Activity -
Once every line below with "this" has been counted, state the total and nothing else.

Records for processing -
----------
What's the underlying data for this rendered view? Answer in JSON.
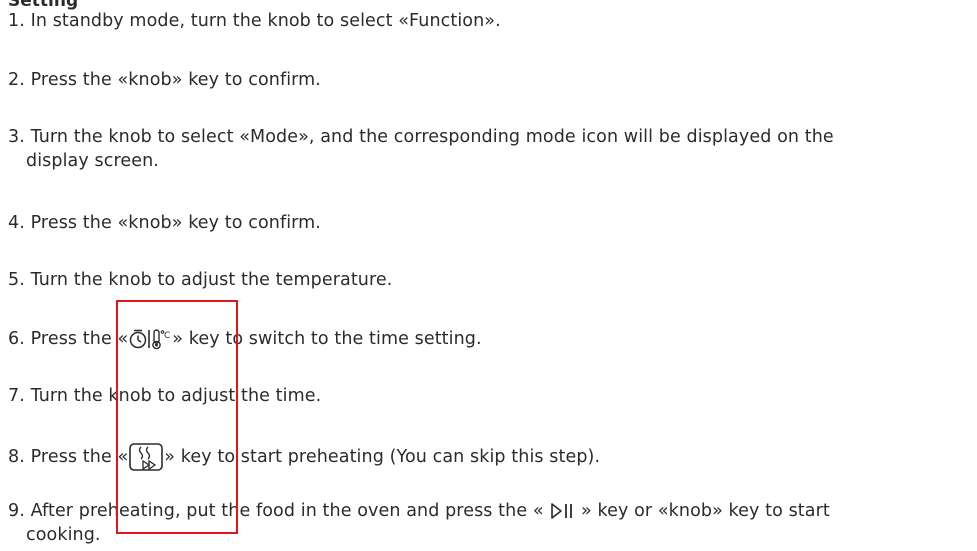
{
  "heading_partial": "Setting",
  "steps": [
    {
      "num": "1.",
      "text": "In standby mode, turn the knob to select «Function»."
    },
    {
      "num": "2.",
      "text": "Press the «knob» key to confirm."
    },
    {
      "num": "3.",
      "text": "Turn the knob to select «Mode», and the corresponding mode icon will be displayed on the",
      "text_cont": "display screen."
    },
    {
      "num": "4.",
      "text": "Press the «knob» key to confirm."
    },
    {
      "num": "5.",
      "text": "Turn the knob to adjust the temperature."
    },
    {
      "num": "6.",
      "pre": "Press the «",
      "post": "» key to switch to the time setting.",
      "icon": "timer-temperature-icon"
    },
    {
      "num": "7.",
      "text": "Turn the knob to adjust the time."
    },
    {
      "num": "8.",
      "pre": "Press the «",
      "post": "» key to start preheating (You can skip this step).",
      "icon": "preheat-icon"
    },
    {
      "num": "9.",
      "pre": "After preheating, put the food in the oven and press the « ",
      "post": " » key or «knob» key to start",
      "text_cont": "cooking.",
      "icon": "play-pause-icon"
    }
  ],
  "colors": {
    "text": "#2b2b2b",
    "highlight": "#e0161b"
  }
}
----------
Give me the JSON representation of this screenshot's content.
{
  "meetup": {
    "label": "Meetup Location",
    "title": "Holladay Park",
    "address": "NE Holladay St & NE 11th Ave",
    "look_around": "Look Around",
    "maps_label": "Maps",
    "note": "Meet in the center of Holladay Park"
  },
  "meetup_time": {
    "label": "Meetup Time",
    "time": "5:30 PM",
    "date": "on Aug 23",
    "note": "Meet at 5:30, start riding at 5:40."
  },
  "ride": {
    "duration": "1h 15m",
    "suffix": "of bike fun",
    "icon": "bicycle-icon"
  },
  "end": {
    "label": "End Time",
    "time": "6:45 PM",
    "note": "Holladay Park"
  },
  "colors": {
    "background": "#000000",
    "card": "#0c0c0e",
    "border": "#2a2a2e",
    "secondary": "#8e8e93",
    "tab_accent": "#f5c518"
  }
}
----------
Finished task -
3